“The ability to augment research like this with these kinds of gifts, allows scientists like Tom to secure much larger NIH grants," he said. “Being able to let these brilliant scientists explore their ideas, unencumbered because we’ve made a philanthropic investment, feels like a gift to me that I’m able to do that.

“The small gifts supporting a researcher’s idea, I can’t tell you how impactful they can be in the short run and long run. Just think about the vaccines for COVID. That technology was 20-30 years in the making. But years ago someone had an idea.”

The University of Chicago Medicine campus

Among Ullman’s many talents—innovator, technology futurist, rock-and-roll guitarist—is his ability to bring people together to tackle challenges and drive change.

The past year has been especially challenging for the University of Chicago’s extraordinarily diverse community. Located in the city’s South Side, the university expanded its commitment to serving its neighbors—many of whom experience huge disparities in income and healthcare that only intensified during the pandemic. That commitment included UChicago Medicine’s annual investment of over $500 million in benefits and services to support patient and community programs.

One challenge the cancer research foundation board addressed was helping bridge a digital divide where families lacked access to personal technology devices, Ullman said. Board member Charles Brooks led the effort to supply laptops and tablets to low-income cancer patients so they could connect digitally, gaining access to telehealth.

“To get those devices in someone’s hands who couldn’t afford it,” Ullman said, “to be able to change the diagnostic approach so someone might be able to get health advice earlier and keep up with communications—literally can save lives. It’s incredibly exciting what a community can do to change the face of life science, health outcomes, and our city.”

Chicago, an emerging life sciences leader

A great example is the movement now underway to make Chicago an AI–life sciences leader.

Ullman is among a group of entrepreneurs, scientists, investors, universities, and public and private companies that have banded together to attract a new type of innovator to the Midwest region away from the coasts.

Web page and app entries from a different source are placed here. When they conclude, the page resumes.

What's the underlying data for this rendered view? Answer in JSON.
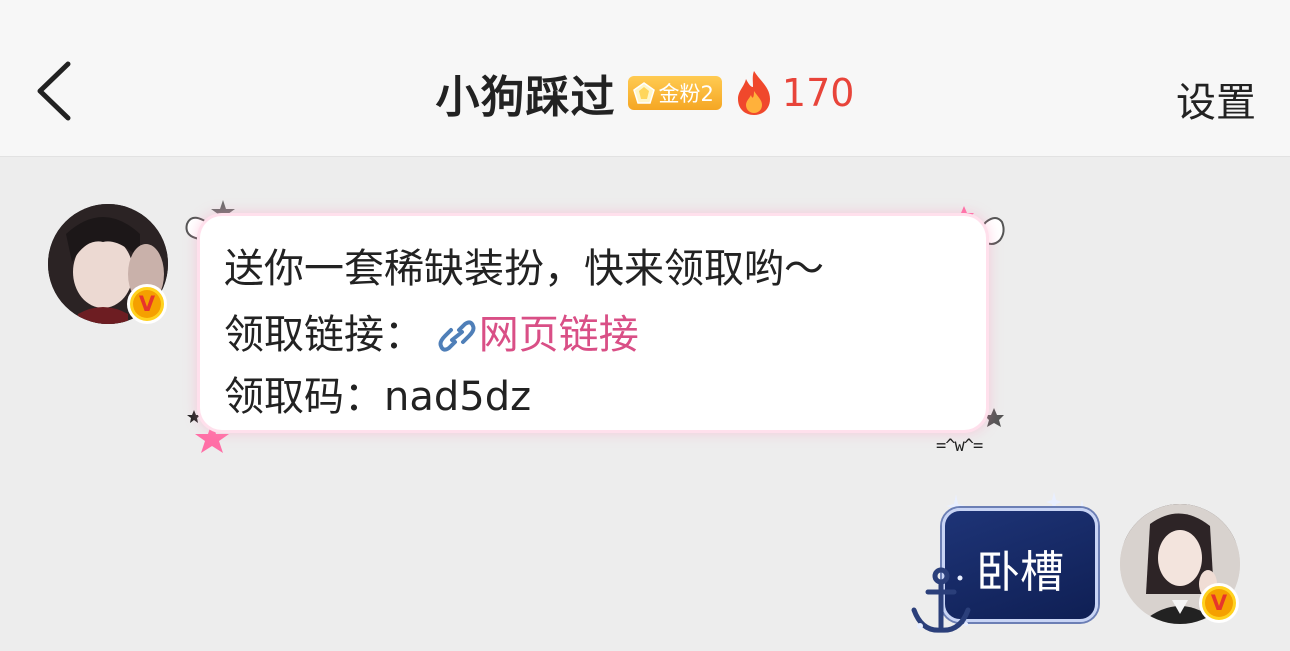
{
  "header": {
    "back_icon": "chevron-left-icon",
    "title": "小狗踩过",
    "fan_badge": "金粉2",
    "fire_count": "170",
    "settings_label": "设置"
  },
  "chat": {
    "incoming": {
      "line1": "送你一套稀缺装扮，快来领取哟～",
      "link_prefix": "领取链接：",
      "link_text": "网页链接",
      "code_line": "领取码：nad5dz",
      "emote": "=^w^="
    },
    "outgoing": {
      "sticker_text": "卧槽"
    }
  },
  "colors": {
    "header_bg": "#f7f7f7",
    "chat_bg": "#ededed",
    "link": "#d94f86",
    "fire": "#e8443a",
    "badge": "#f5a623"
  }
}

On the forefront is Portal Innovations, Ullman said, a new incubator for biotech start-ups led by seasoned entrepreneur John Flavin. He has a long history with the University of Chicago, including having led the university’s Polsky Center for Entrepreneurship and Innovation. Flavin also co-founded Pyxis Oncology with Gajewski—a start-up out of University of Chicago now based in Boston to develop drug therapies for cancer.

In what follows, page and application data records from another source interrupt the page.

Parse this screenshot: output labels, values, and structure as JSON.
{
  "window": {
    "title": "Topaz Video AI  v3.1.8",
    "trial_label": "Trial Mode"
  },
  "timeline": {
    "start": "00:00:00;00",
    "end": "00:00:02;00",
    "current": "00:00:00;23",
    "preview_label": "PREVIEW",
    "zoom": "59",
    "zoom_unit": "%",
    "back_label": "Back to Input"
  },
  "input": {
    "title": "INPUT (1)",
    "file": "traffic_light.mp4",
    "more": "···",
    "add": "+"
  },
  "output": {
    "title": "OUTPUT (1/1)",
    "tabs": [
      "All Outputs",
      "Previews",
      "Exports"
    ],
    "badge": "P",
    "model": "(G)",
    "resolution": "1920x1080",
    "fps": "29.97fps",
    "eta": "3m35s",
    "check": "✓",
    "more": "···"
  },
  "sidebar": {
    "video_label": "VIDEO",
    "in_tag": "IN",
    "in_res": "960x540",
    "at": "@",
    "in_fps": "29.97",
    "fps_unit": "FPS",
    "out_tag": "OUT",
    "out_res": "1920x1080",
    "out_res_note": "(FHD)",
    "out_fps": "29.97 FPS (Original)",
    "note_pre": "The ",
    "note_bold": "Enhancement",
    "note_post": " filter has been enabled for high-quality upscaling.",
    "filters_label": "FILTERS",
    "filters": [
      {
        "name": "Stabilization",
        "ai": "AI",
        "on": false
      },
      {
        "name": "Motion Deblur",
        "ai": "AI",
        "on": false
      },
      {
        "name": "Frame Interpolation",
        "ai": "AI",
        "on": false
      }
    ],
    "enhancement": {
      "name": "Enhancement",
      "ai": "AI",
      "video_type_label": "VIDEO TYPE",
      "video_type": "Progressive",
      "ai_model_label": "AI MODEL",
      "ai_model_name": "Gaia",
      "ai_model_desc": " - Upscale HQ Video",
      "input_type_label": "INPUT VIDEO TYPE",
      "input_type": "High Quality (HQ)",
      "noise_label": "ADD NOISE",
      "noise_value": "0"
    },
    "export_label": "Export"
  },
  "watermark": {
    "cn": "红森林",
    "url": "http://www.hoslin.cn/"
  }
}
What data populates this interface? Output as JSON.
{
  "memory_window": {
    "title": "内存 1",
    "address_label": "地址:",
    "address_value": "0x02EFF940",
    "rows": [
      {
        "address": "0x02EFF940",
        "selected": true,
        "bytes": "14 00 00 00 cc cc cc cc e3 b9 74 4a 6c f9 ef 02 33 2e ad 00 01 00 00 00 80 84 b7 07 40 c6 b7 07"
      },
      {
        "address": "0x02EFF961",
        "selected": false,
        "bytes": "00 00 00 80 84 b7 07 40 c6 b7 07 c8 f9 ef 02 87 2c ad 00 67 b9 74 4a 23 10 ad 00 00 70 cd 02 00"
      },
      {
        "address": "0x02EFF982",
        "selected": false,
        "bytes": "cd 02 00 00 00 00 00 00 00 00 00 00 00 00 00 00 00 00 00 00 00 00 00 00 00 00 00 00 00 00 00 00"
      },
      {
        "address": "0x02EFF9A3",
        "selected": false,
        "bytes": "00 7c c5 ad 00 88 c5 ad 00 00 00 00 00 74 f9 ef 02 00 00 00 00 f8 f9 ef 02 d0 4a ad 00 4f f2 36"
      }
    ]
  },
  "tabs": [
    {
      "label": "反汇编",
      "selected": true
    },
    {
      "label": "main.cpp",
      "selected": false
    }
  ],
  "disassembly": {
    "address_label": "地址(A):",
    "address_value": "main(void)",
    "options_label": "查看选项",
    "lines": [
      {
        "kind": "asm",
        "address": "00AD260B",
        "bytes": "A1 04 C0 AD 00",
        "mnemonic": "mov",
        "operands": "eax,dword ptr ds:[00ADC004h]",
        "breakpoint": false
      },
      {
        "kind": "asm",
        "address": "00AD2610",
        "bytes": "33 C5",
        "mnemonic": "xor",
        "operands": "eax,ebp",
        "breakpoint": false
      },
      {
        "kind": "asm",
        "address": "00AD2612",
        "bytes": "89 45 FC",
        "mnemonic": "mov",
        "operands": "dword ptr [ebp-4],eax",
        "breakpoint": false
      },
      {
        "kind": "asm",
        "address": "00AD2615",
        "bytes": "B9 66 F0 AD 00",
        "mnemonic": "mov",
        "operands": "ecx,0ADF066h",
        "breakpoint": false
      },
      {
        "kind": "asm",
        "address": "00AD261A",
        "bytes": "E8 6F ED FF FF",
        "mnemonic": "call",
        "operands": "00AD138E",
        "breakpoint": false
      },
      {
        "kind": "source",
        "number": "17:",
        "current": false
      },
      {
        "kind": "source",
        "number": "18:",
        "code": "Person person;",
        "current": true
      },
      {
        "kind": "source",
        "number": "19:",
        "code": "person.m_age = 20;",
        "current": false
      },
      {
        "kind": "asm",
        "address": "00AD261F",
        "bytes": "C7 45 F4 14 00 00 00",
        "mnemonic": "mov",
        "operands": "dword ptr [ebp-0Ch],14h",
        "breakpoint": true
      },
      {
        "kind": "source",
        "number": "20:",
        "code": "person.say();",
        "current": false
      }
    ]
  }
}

Among the companies Portal incubates is ClostraBio, a microbiome biotech started at the University of Chicago. Portal is also working on the next cohort of Pyxis Oncology in Chicago.

“Portal is meeting this need with a world-class team, state-of-the-art labs and seed capital,” Ullman says. “This will allow more companies to start and stay in Chicago. We are leveraging partners like William Blair, Trammel Crow, and CBRE to support our growth and the growth of the ecosystem.”

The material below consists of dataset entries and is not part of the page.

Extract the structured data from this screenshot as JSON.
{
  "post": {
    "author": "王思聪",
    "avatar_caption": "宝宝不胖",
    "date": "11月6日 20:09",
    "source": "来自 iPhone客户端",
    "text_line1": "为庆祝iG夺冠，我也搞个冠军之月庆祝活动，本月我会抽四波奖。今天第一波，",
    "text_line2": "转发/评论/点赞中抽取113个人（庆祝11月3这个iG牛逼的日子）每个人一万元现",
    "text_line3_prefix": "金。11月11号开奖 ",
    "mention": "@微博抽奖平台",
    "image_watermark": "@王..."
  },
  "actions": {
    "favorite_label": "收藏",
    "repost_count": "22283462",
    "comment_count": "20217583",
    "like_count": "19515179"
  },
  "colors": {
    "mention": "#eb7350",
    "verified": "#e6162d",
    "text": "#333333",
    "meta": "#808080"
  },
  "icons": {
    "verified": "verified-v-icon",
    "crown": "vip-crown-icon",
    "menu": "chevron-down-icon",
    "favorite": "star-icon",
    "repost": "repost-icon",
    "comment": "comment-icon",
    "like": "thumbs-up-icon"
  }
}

“When you put a very committed group of people together, willing to give time, treasure and talent, you can accomplish things seemingly impossible,” he added. “And what most people don’t realize is that it’s happening right in our backyard. It’s really an incredible time for Chicago and I’m just happy to be able to help where I can.”